On December 18th, 1992, two men were shot and killed inside their home in Houston. There were no witnesses but a neighbor informed the police that she had observed someone run out of the house and speed away in a dark-colored car. The investigation led police to Mr. Salinas (“Petitioner”), who was at the victim’s house the previous night attending a party. When police arrived at Petitioner’s house he agreed to give them his shotgun for ballistics testing and voluntarily go to the police station for questioning.

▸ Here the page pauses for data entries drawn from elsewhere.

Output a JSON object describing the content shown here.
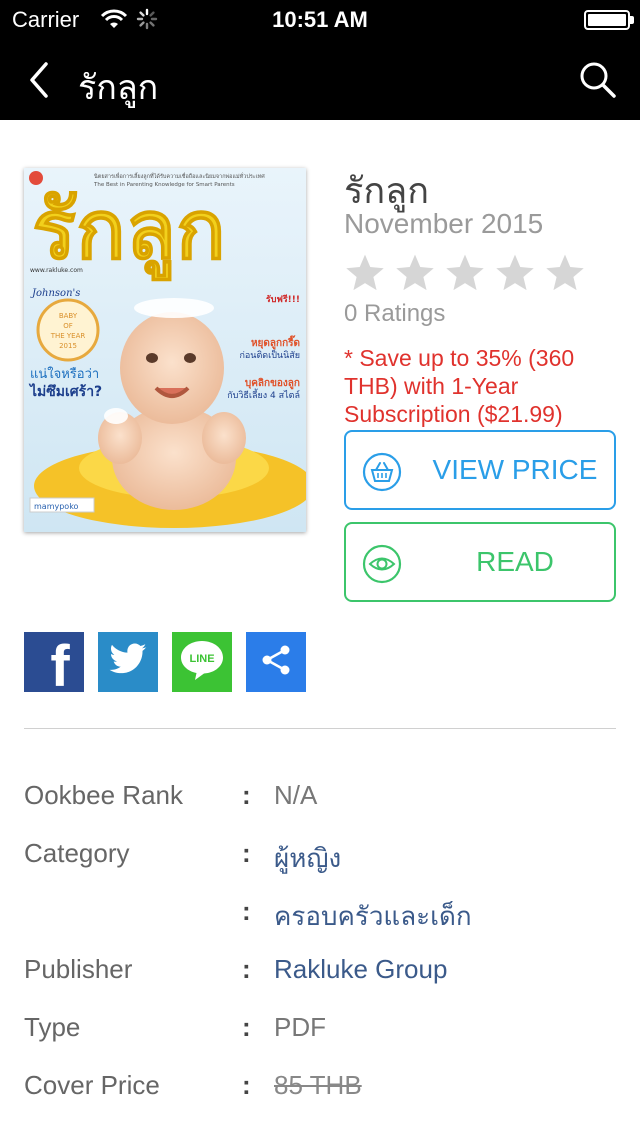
{
  "status_bar": {
    "carrier": "Carrier",
    "time": "10:51 AM"
  },
  "nav": {
    "title": "รักลูก",
    "back_icon": "chevron-left-icon",
    "search_icon": "search-icon"
  },
  "cover": {
    "masthead": "รักลูก",
    "tagline_1": "นิตยสารเพื่อการเลี้ยงลูกที่ได้รับความเชื่อถือและนิยมจากพ่อแม่ทั่วประเทศ",
    "tagline_2": "The Best in Parenting Knowledge for Smart Parents",
    "website": "www.rakluke.com",
    "sponsor": "Johnson's",
    "badge_line_1": "BABY",
    "badge_line_2": "OF",
    "badge_line_3": "THE YEAR",
    "badge_line_4": "2015",
    "headline_left_1": "แน่ใจหรือว่า",
    "headline_left_2": "ไม่ซึมเศร้า?",
    "headline_right_1": "รับฟรี!!!",
    "headline_right_2": "หยุดลูกกรี๊ด",
    "headline_right_3": "ก่อนติดเป็นนิสัย",
    "headline_right_4": "บุคลิกของลูก",
    "headline_right_5": "กับวิธีเลี้ยง 4 สไตล์",
    "bottom_logo": "mamypoko"
  },
  "product": {
    "title": "รักลูก",
    "issue": "November 2015",
    "rating_value": 0,
    "rating_max": 5,
    "ratings_text": "0 Ratings",
    "promo": "* Save up to 35% (360 THB) with 1-Year Subscription ($21.99)",
    "view_price_label": "VIEW PRICE",
    "read_label": "READ"
  },
  "share": {
    "facebook": "f",
    "line": "LINE"
  },
  "details": {
    "rank_key": "Ookbee Rank",
    "rank_value": "N/A",
    "category_key": "Category",
    "category_value_1": "ผู้หญิง",
    "category_value_2": "ครอบครัวและเด็ก",
    "publisher_key": "Publisher",
    "publisher_value": "Rakluke Group",
    "type_key": "Type",
    "type_value": "PDF",
    "cover_price_key": "Cover Price",
    "cover_price_value": "85 THB",
    "colon": ":"
  },
  "colors": {
    "blue": "#2a9ee8",
    "green": "#3cc56b",
    "promo_red": "#e0322d",
    "link": "#3b5a8a",
    "facebook": "#2b4c92",
    "twitter": "#2a8cc8",
    "line": "#3cc334",
    "share": "#2b7de9"
  }
}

The interview at the police station was noncustodial and the Petitioner was not read his Miranda rights. Throughout the interview the Petitioner answered all of the officer’s questions. However, when the officer asked whether the Petitioner’s shotgun “would match the shells recovered at the scene of the murder,” Petitioner declined to answer and looked down at the floor and “began to tighten up.” The prosecutor initially declined to prosecute due to a lack of evidence; however, several days later, police obtained a statement from a man who stated that he had heard Petitioner confess to the killings. The Petitioner did not testify at trial, and key evidence from the State included the use of Petitioner’s reaction to the officer’s question during the interview. After being found guilty, Petitioner argued that the use of his silence violated his Fifth Amendment right. The Court of Appeals rejected Petitioner’s argument as did the Texas Court of Criminal Appeals.
Whether the prosecution may use a defendant’s assertion of the privilege against self-incrimination during a noncustodial police interview as part of its case in chief?

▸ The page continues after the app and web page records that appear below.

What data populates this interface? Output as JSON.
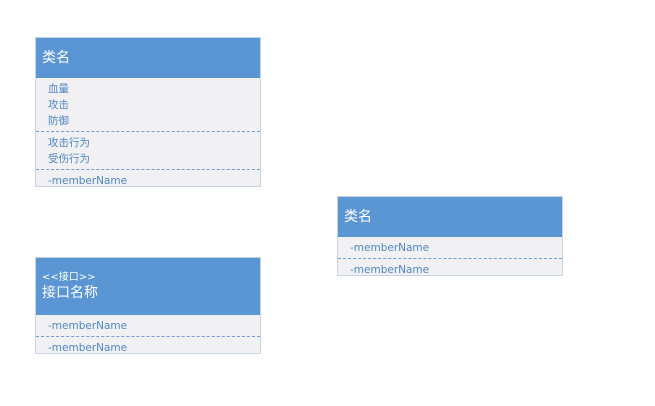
{
  "diagram": {
    "boxes": [
      {
        "title": "类名",
        "sections": [
          [
            "血量",
            "攻击",
            "防御"
          ],
          [
            "攻击行为",
            "受伤行为"
          ],
          [
            "-memberName"
          ]
        ]
      },
      {
        "title": "类名",
        "sections": [
          [
            "-memberName"
          ],
          [
            "-memberName"
          ]
        ]
      },
      {
        "stereotype": "<<接口>>",
        "title": "接口名称",
        "sections": [
          [
            "-memberName"
          ],
          [
            "-memberName"
          ]
        ]
      }
    ]
  }
}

One of the few exceptions to the principle that the Government has the right to everyone’s testimony is the privilege against self-incrimination. However, one who wishes to use the protection must claim it at the time that he relies on it. This restriction provides the government with an opportunity to either offer the suspect a grant of immunity or argue that the testimony could not be self-incriminating. The Supreme Court has established two exceptions to this requirement that the suspect assert his right. The first is that a defendant does not need to take the stand and assert the privilege at his own trial, and the second is when law enforcement coerces the statement and thus renders the privilege involuntary.
In the current case, the Court stated that is clear that neither of the exceptions apply to the Petitioner, as he voluntarily went with the police from his home and he was free to leave the interview at any time. Thus, he was outside the scope of Miranda and the use of his silence by the prosecution did not violate the Fifth Amendment.

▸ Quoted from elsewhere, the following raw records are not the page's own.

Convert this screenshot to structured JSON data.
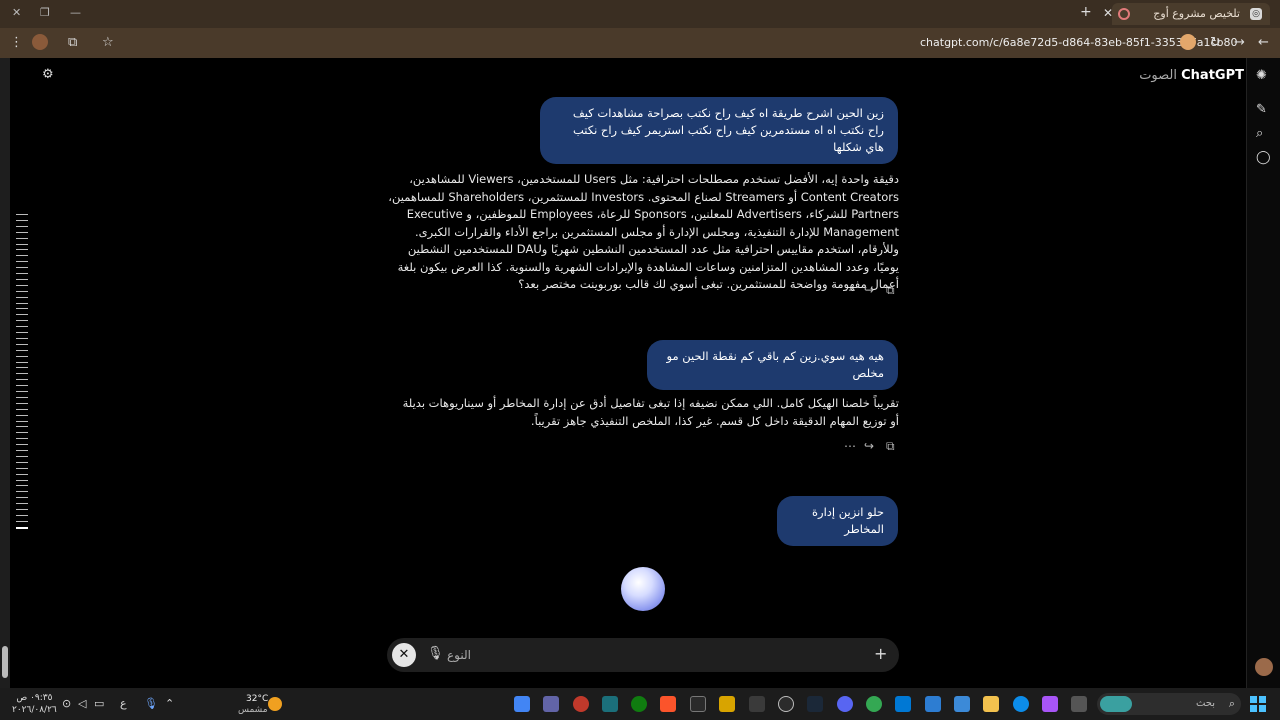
{
  "browser": {
    "tab_title": "تلخيص مشروع أوج",
    "url": "chatgpt.com/c/6a8e72d5-d864-83eb-85f1-335397a1cb80"
  },
  "app": {
    "brand": "ChatGPT",
    "mode": "الصوت"
  },
  "messages": [
    {
      "role": "user",
      "text": "زين الحين اشرح طريقة اه كيف راح نكتب بصراحة مشاهدات كيف راح نكتب اه اه مستدمرين كيف راح نكتب استريمر كيف راح نكتب هاي شكلها"
    },
    {
      "role": "assistant",
      "text": "دقيقة واحدة إيه، الأفضل تستخدم مصطلحات احترافية: مثل Users للمستخدمين، Viewers للمشاهدين، Content Creators أو Streamers لصناع المحتوى. Investors للمستثمرين، Shareholders للمساهمين، Partners للشركاء، Advertisers للمعلنين، Sponsors للرعاة، Employees للموظفين، و Executive Management للإدارة التنفيذية، ومجلس الإدارة أو مجلس المستثمرين براجع الأداء والقرارات الكبرى. وللأرقام، استخدم مقاييس احترافية مثل عدد المستخدمين النشطين شهريًا وDAU للمستخدمين النشطين يوميًا، وعدد المشاهدين المتزامنين وساعات المشاهدة والإيرادات الشهرية والسنوية. كذا العرض بيكون بلغة أعمال مفهومة وواضحة للمستثمرين. تبغى أسوي لك قالب بوربوينت مختصر بعد؟"
    },
    {
      "role": "user",
      "text": "هيه هيه سوي.زين كم باقي كم نقطة الحين مو مخلص"
    },
    {
      "role": "assistant",
      "text": "تقريباً خلصنا الهيكل كامل. اللي ممكن نضيفه إذا تبغى تفاصيل أدق عن إدارة المخاطر أو سيناريوهات بديلة أو توزيع المهام الدقيقة داخل كل قسم. غير كذا، الملخص التنفيذي جاهز تقريباً."
    },
    {
      "role": "user",
      "text": "حلو انزين إدارة المخاطر"
    }
  ],
  "composer": {
    "placeholder": "النوع"
  },
  "taskbar": {
    "time": "٠٩:٣٥ ص",
    "date": "٢٠٢٦/٠٨/٢٦",
    "temperature": "32°C",
    "weather": "مشمس",
    "search_label": "بحث",
    "lang": "ع"
  },
  "icons": {
    "accent": "#1e3a6e",
    "orb": "#8f9bf0"
  }
}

While many in the legal community were anticipating the Court’s decision in Salinas v. Texas, after the ruling was handed down many of those people were left disappointed. The Issue that many were hoping to see be resolved was whether the Government could use a suspect’s reliance on the Fifth Amendment when the suspect had not already been arrested. However the Court announced early in its opinion that it was not necessary to resolve that question because the Petitioner did not assert the privilege.